Solar Impulse 2, a lightweight airplane powered solely by sunlight, lifted off from Abu Dhabi on March 9 on the first leg of a quest to become the first solar powered plane to fly around the world. The journey will take several months and is expected to end back where it started in July or August. The precise timetable will depend on weather along the route.
The solar airplane is made of carbon fiber and has 17,248 solar cells built into the wing to recharge four lithium polymer batteries. It’s 236 foot wingspan is larger than that of the Boeing 747 but it weighs just over 5,000 pounds.
Solar Impulse was founded by André Borschberg in 2008 with the intention of creating awareness about replacing “old polluting technologies with clean and efficient technologies.” It’s a pretty big stretch to think about commercial air travel transitioning to solar power any time soon, but the dirty little secret about modern tourism is that today’s fleet of airplanes are some of the biggest polluters on the planet and spew a plume of CO2 behind them wherever they go.
The plane will touch down in Oman after a 10 hour flight. From there, it will head to India, where it will make two stops, then to China and Myanmar before heading across the Pacific and stopping in Hawaii. Then it will head to Phoenix, Arizona, and New York’s biggest airport, John F. Kennedy International. The path across the Atlantic will depend on the weather and could include a stop in southern Europe or Morocco before ending in Abu Dhabi. The trip across the Pacific Ocean may take 5 or 6 days to complete.
Borschberg was at the controls of Solar Impulse 2 for the start of the journey. He will be relieved by Solar Impulse co-founder Bertrand Piccard along the way. The pair say they want to push politicians, celebrities and private citizens to “confront the Conference on Climate Change of the United Nations, which will define the new Kyoto protocol in December 2015 in Paris.” All countries are supposed to present targets for a new global climate agreement that governments plan to adopt at the meeting.

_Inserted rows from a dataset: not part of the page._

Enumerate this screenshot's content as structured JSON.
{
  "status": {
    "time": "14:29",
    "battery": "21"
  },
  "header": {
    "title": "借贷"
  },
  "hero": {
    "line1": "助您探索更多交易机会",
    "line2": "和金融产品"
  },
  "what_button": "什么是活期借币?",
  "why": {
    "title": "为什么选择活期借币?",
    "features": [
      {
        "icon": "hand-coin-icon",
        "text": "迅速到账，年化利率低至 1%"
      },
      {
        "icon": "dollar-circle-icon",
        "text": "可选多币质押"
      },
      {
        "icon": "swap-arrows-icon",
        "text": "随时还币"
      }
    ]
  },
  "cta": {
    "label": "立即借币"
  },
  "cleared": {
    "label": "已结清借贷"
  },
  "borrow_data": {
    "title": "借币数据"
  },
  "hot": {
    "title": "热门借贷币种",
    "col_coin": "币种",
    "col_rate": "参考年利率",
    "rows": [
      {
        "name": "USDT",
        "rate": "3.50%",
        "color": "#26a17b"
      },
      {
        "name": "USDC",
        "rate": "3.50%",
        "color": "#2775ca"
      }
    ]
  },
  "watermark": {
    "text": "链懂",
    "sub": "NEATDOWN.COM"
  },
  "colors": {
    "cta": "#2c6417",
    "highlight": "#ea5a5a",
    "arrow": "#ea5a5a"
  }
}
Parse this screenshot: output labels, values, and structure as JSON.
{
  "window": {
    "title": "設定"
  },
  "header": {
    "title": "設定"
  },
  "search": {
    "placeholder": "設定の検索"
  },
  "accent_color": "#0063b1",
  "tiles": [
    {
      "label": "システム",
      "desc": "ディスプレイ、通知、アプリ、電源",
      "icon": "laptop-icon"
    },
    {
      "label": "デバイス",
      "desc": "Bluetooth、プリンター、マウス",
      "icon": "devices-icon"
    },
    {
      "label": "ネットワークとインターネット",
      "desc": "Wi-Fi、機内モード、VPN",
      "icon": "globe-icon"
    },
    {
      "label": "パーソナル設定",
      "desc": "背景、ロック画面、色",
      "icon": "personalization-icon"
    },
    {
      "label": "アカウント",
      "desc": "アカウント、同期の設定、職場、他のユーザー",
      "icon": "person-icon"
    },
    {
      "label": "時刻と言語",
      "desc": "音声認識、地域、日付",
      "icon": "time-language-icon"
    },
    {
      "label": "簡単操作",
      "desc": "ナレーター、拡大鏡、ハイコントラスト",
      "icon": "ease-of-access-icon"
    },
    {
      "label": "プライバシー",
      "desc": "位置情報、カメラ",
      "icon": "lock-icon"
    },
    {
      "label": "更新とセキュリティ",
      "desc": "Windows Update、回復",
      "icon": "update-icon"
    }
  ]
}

Most people alive today will never fly in a solar airplane. But our children or grandchildren might. The round the world journey of Solar Impulse 2 might be called a John Glenn moment – one small step for a man, one giant leap for mankind. Godspeed.